A Paramedic is trained in Advanced Life Support. Schooling for a Paramedic requires first becoming an EMT, followed by another 18 months – 2 years of Paramedic training depending on where you attend. A Paramedic administers medications, IV’s, cardiac monitoring, and several other advanced procedures.
A misconception is that we are “Ambulance Drivers”. There is not any Emergency Medical Service agency that employs an “Ambulance Driver” in this area. This job description doesn’t exist. Ambulances have at least 2 licensed personnel on the ambulance. The licensed personnel take turns driving / operating the ambulance. In addition to their medical training, the medical personnel receive annual training over driving and operating an emergency vehicle.
Does METS provide EMT and Paramedic training?
METS provides continuing education for EMT’s and Paramedics, however the initial classes must be taken at a local university or college. In the Joplin area, MSSU and Crowder College offer excellent programs in both EMT and Paramedic. Contact them direct for pre-requisite requirements and cost. As a student of MSSU and Crowder, you will do your clinical ride time either with METS or another local ambulance provider.
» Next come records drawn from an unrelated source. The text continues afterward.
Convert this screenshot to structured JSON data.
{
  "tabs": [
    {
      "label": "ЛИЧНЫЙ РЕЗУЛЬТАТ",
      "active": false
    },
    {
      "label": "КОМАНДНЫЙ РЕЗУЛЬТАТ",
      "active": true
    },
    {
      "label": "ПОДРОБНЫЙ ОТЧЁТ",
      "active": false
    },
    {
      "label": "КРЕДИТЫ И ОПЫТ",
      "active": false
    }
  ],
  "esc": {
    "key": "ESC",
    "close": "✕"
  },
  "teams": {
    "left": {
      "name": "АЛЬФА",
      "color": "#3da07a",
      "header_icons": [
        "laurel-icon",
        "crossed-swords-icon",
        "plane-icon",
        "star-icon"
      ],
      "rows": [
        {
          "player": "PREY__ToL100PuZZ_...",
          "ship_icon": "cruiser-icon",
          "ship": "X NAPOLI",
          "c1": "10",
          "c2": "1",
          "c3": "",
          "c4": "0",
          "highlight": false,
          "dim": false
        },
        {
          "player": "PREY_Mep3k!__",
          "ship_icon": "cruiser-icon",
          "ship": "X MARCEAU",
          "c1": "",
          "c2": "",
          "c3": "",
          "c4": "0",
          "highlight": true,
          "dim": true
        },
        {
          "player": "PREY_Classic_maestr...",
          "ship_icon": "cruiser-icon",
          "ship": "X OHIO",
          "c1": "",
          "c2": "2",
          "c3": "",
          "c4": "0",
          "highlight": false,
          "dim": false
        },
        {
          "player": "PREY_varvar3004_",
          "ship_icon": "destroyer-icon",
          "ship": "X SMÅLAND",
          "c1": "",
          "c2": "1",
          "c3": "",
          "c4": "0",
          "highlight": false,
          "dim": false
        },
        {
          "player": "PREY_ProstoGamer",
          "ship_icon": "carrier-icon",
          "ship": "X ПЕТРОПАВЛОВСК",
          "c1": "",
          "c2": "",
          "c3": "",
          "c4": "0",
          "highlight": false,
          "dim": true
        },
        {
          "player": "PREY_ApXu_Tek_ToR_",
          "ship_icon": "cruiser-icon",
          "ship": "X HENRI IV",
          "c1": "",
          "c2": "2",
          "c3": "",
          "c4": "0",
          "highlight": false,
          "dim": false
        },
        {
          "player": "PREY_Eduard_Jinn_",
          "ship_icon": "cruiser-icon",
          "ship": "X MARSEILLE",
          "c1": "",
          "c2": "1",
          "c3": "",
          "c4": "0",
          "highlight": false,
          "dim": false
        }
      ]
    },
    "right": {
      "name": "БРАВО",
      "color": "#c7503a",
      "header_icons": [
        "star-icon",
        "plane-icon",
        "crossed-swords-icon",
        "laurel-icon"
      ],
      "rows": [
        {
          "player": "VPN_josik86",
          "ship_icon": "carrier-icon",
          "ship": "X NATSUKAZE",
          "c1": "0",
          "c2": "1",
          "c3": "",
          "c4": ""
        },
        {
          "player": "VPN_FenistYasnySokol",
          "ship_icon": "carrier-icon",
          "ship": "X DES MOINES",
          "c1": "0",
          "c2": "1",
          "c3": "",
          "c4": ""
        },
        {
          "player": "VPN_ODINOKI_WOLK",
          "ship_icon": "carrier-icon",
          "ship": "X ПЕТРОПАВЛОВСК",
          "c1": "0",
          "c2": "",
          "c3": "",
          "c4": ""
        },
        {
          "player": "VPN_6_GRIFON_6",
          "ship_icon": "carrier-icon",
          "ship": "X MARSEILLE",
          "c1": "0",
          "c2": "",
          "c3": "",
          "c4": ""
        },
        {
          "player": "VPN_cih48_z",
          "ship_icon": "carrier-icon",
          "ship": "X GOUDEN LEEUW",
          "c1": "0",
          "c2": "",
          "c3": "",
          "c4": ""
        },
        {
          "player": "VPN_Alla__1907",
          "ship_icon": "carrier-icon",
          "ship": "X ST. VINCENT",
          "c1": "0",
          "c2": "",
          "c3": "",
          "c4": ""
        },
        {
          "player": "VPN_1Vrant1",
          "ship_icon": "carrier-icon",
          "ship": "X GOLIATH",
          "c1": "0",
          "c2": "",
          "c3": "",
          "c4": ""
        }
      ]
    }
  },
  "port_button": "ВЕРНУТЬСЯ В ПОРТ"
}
I would like to commend a crew for job well done, or I have problem with a service that was provided. Who can I contact?
For generalized questions, comments, concerns please email email@example.com for these issues. This email is reviewed daily by the Operations Manager and Director of EMS. Please leave a contact number so that we may reach you. If you need immediate assistance, contact the on duty supervisor at 417-623-3347 ext. 14.
Why does METS Ambulance spend time on scene treating a patient as opposed to just placing a patient in the ambulance and doing a rapid transport?
The Emergency Medical Services field has expanded it’s training and capabilities to enable us to perform several functions on the scene. Our goal is to stabilize the patient, and perform any lifesaving procedures that will provide the best patient outcome possible. As EMT’s and Paramedics, we have equipment and training that allows us to treat the most significant injuries and illnesses. We can provide these services immediately upon arriving on scene, as opposed to having to wait until arriving at a hospital Emergency Department. In emergency situations, treatment must be received as soon as possible to enhance the outcome.
Example: A patient goes into cardiac arrest, meaning they aren’t breathing and they have no heart beat – EMT’s and Paramedics arrive on the scene and initiate CPR. Along with good quality CPR, the medical staff can administer IV’s, medications, cardiac monitoring, and advanced airway techniques while on the scene. By the patient receiving this care at this scene we are giving them every opportunity for a positive outcome. If we were to simply load a patient up in cardiac arrest and just transport them to the hospital without doing the mentioned treatments, their survival chances would be decreased dramatically.
On severe traumatic injuries, we understand that many times surgical procedures will be needed to ultimately stabilize a patient. The normal standard is to have a scene time of 10 minutes or less on traumatic injuries in which the patient is critical. This goal can’t always be met if there are barriers at the scene, such as extrication, extreme weather conditions, unsafe scenes or multiple victims.